AP Stylebook Discontinues Use Of The Term “Illegal Immigrants”
The AP Stylebook dictates the words, abbreviations, and phrases used at media outlets around the world. When they say you can’t say something it has far-reaching repercussions.
So when the Stylebook says you can no longer use the words “illegal immigrant,” it’s a pretty big deal. In a post on the guide’s blog, SVP and executive editor Kathleen Carroll says:
The Stylebook no longer sanctions the term “illegal immigrant” or the use of “illegal” to describe a person. Instead, it tells users that “illegal” should describe only an action, such as living in or immigrating to a country illegally.
The decision is a reversal of its previous endorsement of the term. However, the blog goes on to say that the English language — and what’s deemed acceptable — is an ever-changing thing. Though some terminology is fine at one point, it’s not uncommon for it to fall out of favor, become outdated, or become widely seen as offensive. On that latter point, Carroll talks about “labeling” and how the Stylebook must be careful about that.
The guideline now reads:
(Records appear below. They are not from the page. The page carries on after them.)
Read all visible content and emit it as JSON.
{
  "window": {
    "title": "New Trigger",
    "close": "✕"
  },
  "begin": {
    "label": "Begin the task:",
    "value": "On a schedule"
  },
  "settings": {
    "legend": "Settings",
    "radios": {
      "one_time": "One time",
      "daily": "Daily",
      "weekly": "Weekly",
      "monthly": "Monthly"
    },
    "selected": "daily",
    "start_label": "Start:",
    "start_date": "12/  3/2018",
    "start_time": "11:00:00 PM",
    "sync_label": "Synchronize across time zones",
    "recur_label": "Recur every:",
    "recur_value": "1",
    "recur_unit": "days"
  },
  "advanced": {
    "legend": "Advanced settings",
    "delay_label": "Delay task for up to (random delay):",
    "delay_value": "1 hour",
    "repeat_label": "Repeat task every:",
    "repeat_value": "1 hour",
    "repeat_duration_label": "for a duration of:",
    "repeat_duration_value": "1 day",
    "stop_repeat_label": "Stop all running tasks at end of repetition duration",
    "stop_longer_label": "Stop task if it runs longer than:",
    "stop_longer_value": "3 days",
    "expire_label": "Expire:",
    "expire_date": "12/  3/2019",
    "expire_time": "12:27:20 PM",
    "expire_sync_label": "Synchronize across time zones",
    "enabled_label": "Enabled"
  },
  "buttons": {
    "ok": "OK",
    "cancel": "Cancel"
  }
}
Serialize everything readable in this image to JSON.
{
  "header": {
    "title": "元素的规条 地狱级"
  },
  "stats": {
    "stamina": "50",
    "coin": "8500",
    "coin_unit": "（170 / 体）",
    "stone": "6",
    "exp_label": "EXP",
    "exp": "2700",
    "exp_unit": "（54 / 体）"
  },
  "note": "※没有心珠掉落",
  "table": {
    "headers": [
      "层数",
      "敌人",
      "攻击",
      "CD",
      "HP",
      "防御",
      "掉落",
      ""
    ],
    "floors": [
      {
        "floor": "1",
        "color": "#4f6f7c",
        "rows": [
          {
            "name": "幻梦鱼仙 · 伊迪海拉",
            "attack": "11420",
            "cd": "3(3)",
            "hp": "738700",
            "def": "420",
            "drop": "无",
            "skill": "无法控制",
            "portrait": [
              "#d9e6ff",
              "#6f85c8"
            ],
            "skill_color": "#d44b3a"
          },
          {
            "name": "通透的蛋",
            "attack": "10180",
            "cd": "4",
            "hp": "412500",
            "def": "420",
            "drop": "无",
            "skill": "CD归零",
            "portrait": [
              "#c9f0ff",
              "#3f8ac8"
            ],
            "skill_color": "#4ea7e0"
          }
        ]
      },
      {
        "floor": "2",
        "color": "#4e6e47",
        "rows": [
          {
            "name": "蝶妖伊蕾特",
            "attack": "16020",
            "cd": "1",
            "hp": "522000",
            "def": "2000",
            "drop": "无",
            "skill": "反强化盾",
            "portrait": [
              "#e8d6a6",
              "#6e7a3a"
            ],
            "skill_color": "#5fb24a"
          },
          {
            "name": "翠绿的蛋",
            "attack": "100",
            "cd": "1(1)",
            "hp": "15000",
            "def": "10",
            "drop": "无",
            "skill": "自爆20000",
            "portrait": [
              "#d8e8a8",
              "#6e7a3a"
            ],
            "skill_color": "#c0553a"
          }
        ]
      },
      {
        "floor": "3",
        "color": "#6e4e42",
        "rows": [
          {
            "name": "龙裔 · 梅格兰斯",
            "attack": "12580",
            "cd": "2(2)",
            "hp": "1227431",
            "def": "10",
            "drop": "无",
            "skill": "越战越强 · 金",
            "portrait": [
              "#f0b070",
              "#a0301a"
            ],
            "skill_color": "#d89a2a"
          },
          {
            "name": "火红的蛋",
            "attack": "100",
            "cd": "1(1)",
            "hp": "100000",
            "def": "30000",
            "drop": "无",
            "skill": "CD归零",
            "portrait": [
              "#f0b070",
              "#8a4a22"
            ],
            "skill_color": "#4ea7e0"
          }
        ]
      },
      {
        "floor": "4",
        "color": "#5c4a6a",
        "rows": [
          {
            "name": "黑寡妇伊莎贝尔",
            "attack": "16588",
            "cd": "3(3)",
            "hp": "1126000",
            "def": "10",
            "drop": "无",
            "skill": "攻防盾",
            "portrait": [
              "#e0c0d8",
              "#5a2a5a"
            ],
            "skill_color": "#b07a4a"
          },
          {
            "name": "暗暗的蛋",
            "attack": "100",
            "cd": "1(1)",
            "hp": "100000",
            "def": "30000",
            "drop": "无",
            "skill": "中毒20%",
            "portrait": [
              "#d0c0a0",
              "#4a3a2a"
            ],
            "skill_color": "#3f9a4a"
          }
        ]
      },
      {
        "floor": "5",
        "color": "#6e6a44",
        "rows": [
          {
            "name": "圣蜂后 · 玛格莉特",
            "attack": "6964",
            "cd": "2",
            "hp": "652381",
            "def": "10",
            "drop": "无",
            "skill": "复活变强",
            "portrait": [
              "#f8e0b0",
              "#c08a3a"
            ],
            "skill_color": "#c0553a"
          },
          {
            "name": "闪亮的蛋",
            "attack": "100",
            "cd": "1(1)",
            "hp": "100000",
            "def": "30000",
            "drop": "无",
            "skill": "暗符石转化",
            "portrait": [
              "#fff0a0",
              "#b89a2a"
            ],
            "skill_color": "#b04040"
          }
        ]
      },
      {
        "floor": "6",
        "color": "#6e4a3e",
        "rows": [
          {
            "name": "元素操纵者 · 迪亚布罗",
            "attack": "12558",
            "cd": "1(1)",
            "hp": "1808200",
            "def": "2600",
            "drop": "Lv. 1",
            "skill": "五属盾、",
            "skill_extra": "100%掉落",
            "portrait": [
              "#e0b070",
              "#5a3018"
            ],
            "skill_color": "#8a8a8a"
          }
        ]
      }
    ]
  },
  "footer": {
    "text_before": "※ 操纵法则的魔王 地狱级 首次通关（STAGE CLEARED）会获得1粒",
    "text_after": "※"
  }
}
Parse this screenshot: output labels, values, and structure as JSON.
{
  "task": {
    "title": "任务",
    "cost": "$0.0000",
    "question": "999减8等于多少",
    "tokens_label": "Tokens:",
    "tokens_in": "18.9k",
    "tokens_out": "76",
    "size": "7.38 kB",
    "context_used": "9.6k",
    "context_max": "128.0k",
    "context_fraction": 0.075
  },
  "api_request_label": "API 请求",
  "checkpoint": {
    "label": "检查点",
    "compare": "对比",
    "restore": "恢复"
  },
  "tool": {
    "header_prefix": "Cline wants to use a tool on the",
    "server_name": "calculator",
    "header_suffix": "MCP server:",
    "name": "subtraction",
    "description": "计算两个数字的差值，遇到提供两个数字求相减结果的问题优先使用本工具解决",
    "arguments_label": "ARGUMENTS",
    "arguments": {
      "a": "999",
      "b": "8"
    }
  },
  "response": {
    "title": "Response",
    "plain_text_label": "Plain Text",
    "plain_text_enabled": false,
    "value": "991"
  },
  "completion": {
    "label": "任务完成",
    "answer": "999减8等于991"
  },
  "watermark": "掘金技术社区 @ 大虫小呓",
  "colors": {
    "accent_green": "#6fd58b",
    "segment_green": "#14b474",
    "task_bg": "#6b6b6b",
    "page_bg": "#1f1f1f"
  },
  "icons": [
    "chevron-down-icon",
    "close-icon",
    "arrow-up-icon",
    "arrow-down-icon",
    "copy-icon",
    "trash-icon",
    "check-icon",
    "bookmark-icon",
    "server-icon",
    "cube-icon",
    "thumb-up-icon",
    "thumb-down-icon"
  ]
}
illegal immigration Entering or residing in a country in violation of civil or criminal law. Except in direct quotes essential to the story, use illegal only to refer to an action, not a person: illegal immigration, but not illegal immigrant. Acceptable variations include living in or entering a country illegally or without legal permission.
Moreover, when someone is in a country illegally, the AP asks that the writer specify the conditions, such as an expired visa. Children shouldn’t be described as entering a country illegally. And if a story is describing an immigration violation, it must attribute a source.
The New York Times is considering a change to its standard as well.
What do you think of the new phrasing?